[Opening Source material section]

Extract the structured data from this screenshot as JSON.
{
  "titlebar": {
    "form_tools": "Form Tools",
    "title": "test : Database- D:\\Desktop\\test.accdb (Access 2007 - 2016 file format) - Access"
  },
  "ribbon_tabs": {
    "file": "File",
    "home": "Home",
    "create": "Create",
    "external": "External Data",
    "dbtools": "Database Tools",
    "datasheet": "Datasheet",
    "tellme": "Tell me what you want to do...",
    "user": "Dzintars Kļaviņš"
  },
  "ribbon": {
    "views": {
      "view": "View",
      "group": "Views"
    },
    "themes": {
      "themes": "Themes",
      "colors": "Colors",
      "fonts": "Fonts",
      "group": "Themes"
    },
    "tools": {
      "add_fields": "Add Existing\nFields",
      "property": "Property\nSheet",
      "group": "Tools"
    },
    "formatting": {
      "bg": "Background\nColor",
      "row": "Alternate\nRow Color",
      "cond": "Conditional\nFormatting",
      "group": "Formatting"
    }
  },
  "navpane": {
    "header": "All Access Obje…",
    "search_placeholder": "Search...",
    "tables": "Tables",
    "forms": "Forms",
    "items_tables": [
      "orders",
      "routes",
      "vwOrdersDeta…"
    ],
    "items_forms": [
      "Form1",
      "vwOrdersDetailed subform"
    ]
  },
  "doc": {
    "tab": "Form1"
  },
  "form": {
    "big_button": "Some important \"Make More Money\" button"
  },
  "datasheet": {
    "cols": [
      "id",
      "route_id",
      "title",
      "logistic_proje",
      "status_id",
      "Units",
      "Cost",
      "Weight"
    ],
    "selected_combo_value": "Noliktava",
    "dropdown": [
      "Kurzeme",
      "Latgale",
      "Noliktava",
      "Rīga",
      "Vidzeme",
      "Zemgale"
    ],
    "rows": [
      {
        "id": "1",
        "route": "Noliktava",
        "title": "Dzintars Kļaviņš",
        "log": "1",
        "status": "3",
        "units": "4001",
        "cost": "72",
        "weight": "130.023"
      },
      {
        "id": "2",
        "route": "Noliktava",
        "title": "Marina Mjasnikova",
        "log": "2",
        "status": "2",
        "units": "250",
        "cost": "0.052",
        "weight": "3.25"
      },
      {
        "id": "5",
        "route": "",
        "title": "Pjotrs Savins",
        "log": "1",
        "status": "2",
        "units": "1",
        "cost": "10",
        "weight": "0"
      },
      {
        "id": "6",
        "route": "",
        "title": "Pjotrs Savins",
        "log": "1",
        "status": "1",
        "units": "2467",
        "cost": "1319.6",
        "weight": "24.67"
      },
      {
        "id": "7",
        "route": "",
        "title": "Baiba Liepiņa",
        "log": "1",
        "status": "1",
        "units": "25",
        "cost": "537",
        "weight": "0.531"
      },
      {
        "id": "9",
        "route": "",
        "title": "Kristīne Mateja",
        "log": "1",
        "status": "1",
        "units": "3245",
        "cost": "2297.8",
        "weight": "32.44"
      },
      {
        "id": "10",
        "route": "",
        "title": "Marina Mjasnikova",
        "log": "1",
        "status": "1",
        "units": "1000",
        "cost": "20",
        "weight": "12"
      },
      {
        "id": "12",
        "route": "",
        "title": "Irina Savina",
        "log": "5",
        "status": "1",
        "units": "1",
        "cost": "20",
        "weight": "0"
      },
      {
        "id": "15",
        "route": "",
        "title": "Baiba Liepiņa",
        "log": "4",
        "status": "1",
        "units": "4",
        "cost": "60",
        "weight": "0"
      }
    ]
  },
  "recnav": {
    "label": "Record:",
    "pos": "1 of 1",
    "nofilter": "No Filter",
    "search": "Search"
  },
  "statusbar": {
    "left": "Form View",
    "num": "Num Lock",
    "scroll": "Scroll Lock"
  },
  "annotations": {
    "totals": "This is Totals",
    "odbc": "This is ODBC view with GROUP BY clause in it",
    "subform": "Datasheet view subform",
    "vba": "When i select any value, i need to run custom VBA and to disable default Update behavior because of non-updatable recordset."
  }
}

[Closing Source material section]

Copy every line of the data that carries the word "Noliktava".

**Answer below**
    "selected_combo_value": "Noliktava",
      "Noliktava",
        "route": "Noliktava",
        "route": "Noliktava",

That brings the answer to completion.